There are times when my child says or does something and I’d be like “where did he get that from?”. I start the elimination process – Definitely not from home, not school/teachers. Of course, I know myself and I know my child’s school and teachers. So usually I’m left with friends or TV. Children spend a lot of times with their friends either in school or at home.
Knowing your child’s friends will definitely provide insight into the morals and values that are influencing your son or daughter (positively or negatively). Also, getting to know your child’s friends, will help you learn a lot about your own daughter or son as well. Kids choose friends for specific reasons, and it can be insightful to explore what those reasons are. It could be loneliness, or an attitude projected by the friend, or the lifestyle that he/she enjoys, or the things the child can do (like sports, dance, academics, etc). For whatever reasons meanwhile, it is important to know your child’s friends as it helps you to make necessary amendment when you need to.
These are few steps to help you get to know your kids’ friends.
Get to know your child’s Friends.
Ask about your child’s friends, find out what they and your child do together. Try associating with them, get to know their names, where they come from, the kind of family they are from and who the parents are. Seize opportunities to meet and interact with them during birthday parties, school events, school drop off/pickups.
Let your child know that friends are welcome in your home.
Let your kids know their friends are welcome but have some “house rules” with your child prior to the visit. Let your child, the friend, and the friend’s family know that an adult will be there with them and ultimately know what’s going on by seeing, hearing, and talking with them about what they are doing.

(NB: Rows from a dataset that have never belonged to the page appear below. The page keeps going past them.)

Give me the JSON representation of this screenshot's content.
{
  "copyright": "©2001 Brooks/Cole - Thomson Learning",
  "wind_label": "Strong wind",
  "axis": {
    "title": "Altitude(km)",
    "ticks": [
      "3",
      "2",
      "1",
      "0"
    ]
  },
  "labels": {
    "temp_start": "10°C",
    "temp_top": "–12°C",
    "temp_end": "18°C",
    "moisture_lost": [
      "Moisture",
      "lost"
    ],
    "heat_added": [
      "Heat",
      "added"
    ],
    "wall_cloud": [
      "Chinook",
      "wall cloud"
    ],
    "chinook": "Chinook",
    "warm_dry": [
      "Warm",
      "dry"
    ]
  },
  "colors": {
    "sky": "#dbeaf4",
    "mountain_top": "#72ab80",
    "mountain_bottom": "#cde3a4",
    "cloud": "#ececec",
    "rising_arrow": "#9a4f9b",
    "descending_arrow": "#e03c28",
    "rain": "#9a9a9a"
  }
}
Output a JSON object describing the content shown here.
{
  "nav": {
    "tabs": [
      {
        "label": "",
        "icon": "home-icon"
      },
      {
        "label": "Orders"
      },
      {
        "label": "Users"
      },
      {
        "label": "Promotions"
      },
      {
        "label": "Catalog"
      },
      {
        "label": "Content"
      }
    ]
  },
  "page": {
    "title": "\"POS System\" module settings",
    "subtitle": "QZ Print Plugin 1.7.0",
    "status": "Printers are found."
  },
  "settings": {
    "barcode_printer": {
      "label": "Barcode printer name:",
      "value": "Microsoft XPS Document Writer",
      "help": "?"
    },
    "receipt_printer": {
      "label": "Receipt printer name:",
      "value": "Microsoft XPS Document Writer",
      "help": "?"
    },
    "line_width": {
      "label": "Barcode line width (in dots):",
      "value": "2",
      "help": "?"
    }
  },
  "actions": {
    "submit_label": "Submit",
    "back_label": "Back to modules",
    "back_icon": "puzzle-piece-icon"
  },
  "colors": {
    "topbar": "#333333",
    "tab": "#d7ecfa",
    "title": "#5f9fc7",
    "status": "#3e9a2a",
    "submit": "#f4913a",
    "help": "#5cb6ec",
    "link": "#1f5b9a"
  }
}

Never embarrass your kids in front of their friends. Doing so will lessen the likelihood that your kids will want to have their friends hang out when you are around.
Make your home inviting for hanging out
Make your home “kid-friendly” where your kids and their friends can hang out. This way, as a parent, you can pop in periodically, have some interaction with the group. Also make sure you always have some “fun food” on hand when your kids bring their friends around.
Get to know other parents.
Make time to meet with the parents, this helps you to determine whether you want your child to move too close to a particular parent’s kids. From relating with other parents, you get to understand their lifestyles and values. Talk with them on the phone, meet them at neighbourhood or school events.
Have rules for when you child hangs out at their friend’s
Do not let your child go to a friend’s house if you do not trust the parents. Be sure your child knows how to contact you in case of an emergency
Get involved in your school, church, and/or athletic you get more involved, you’ll be better positioned to identify, connect with, and channel the positive influences in your child’s environment. If your child is on a soccer team, for example, you may meet one or more families whose company you enjoy and whom you respect and admire. Be intentional about reaching out to them with invitations to socialize as families so that your child can have more exposure to these positive influences.
Agree on rules, like curfew time, and enforce the agreed-upon consequences when a rule is broken.
Know where and with whom your child is spending time.